#### Task requirements:
Every line of the entries below that carries the string "Review" should be copied.

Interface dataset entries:
------------------------------------
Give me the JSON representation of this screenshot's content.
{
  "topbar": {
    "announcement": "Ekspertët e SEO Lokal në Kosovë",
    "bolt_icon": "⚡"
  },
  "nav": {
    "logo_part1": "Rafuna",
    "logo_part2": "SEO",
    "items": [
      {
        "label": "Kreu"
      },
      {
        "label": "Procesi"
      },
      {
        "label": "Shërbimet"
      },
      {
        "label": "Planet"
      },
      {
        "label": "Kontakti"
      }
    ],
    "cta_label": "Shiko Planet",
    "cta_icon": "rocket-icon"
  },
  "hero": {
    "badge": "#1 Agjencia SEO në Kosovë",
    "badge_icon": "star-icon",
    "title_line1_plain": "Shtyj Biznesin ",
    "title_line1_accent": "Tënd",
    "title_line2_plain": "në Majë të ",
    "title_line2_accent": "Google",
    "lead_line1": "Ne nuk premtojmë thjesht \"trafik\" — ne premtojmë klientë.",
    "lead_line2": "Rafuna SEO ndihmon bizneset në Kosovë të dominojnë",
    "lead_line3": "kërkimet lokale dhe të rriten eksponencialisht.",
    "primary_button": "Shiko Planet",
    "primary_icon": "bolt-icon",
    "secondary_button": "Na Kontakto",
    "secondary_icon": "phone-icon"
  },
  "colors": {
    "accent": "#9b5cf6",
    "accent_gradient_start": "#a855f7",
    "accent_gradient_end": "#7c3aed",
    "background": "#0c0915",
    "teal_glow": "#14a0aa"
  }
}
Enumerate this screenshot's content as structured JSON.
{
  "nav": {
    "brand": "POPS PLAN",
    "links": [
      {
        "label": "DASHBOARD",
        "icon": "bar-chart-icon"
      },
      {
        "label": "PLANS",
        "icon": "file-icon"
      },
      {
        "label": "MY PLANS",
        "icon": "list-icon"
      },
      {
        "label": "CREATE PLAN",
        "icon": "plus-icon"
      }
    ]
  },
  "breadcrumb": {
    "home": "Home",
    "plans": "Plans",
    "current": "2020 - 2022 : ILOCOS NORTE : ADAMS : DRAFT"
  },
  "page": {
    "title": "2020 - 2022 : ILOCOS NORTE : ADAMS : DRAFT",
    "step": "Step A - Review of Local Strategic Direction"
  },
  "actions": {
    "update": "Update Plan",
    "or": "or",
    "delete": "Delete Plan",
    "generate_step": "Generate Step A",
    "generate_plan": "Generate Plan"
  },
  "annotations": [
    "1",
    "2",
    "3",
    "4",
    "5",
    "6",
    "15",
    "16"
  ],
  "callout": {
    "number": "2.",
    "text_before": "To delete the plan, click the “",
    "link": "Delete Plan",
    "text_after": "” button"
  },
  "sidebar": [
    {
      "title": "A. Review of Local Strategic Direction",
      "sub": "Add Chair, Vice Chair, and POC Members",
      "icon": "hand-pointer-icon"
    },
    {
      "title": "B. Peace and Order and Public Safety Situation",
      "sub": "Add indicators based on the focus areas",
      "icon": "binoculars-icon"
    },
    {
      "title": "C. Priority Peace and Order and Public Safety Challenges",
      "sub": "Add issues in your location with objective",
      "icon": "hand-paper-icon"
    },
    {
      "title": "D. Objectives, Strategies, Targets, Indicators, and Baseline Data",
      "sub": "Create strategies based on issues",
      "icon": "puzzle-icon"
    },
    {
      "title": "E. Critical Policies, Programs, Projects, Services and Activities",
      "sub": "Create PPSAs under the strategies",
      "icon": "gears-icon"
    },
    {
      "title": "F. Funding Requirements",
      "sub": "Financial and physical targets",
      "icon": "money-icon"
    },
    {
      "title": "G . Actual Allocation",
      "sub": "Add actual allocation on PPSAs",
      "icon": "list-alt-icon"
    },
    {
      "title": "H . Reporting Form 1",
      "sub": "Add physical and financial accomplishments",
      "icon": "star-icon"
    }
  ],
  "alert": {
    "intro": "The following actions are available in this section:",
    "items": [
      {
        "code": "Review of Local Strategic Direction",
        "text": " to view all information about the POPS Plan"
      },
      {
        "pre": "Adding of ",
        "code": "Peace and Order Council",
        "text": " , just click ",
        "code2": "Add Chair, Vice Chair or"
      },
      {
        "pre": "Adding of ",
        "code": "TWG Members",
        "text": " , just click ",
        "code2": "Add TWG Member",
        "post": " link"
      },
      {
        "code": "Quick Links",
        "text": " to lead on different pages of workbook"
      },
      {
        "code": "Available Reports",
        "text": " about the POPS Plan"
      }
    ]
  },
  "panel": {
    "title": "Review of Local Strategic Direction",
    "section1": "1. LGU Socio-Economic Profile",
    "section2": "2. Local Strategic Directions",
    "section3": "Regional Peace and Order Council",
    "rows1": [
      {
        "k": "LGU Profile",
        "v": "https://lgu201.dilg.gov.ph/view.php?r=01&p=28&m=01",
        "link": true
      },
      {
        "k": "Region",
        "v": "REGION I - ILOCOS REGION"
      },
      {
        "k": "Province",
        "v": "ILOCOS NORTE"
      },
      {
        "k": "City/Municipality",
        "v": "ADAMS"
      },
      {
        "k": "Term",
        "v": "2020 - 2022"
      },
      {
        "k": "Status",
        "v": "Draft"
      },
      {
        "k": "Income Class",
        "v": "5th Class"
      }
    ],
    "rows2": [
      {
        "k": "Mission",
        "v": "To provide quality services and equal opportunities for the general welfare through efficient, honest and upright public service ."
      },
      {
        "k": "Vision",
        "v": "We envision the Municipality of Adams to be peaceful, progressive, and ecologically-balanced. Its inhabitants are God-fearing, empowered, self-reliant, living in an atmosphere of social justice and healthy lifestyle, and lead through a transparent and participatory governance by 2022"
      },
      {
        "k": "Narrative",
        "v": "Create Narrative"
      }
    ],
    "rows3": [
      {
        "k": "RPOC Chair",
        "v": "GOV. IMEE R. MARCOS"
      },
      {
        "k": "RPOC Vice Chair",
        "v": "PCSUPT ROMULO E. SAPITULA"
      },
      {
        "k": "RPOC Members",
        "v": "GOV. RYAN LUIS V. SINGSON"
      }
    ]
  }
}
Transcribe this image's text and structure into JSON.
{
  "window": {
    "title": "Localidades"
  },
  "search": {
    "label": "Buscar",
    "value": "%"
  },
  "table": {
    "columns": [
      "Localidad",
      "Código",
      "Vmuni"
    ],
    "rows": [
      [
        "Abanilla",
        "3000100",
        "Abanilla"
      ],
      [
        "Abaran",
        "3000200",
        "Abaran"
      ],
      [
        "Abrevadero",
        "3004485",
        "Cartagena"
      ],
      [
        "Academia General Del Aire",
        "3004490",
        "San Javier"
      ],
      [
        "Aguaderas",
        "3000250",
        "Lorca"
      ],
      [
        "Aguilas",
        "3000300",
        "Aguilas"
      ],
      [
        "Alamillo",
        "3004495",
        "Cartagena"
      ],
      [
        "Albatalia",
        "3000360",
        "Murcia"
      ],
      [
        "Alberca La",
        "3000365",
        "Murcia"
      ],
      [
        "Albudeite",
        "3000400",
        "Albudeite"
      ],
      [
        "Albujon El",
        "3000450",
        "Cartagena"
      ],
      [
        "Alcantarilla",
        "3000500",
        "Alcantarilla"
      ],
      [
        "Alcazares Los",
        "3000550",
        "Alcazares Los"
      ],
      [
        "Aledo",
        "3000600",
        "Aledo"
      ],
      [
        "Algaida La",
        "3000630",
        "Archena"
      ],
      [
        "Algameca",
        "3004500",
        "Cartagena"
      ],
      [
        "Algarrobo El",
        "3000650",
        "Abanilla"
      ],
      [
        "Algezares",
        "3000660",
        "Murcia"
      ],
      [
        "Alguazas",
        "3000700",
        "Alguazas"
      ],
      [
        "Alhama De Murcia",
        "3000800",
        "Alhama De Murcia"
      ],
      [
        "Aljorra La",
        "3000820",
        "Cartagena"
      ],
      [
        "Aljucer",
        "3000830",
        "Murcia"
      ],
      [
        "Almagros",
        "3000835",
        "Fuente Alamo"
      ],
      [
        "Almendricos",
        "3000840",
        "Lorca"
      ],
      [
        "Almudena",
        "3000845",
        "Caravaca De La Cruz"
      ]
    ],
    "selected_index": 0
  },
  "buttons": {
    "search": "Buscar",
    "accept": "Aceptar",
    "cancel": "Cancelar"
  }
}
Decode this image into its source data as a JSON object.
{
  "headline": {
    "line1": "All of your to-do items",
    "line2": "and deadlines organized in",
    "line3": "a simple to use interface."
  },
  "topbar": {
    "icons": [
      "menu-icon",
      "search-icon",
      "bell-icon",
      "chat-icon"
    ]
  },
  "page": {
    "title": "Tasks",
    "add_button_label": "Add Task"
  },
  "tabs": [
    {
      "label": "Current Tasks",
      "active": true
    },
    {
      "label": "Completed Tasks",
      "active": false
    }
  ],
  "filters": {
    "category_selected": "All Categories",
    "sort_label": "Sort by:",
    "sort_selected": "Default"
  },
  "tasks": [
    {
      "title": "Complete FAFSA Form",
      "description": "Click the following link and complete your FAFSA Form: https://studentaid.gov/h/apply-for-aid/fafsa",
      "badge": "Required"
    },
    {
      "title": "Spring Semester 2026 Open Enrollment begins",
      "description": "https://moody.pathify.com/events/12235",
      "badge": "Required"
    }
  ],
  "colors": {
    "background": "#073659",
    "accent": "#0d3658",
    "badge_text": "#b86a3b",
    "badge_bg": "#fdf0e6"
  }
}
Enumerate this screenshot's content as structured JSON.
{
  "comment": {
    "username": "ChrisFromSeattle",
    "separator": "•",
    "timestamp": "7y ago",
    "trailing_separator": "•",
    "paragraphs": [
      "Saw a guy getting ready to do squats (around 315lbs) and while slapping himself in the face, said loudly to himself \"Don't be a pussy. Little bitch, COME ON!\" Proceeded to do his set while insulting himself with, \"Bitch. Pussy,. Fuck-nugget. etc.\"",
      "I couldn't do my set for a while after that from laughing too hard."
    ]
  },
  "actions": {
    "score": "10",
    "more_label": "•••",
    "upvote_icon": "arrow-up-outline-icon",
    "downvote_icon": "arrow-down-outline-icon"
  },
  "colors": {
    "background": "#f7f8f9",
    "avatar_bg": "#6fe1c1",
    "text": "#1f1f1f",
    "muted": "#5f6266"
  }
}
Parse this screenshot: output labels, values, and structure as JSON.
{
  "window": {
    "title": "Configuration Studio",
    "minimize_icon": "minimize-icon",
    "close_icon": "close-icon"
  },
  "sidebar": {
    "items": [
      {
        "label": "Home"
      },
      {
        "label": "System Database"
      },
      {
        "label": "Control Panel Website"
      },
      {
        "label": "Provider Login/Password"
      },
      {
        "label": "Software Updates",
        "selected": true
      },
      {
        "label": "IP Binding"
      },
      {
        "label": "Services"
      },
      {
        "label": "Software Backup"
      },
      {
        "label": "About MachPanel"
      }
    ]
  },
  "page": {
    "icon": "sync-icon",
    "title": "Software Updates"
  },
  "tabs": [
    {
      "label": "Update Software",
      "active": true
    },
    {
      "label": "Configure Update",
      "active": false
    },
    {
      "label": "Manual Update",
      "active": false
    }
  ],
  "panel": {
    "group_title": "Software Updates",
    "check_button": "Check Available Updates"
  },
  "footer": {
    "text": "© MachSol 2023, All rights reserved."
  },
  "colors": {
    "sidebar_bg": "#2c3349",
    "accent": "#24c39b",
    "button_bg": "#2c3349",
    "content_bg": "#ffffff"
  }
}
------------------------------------
#### Solved exercise:
    "step": "Step A - Review of Local Strategic Direction"
      "title": "A. Review of Local Strategic Direction",
        "code": "Review of Local Strategic Direction",
    "title": "Review of Local Strategic Direction",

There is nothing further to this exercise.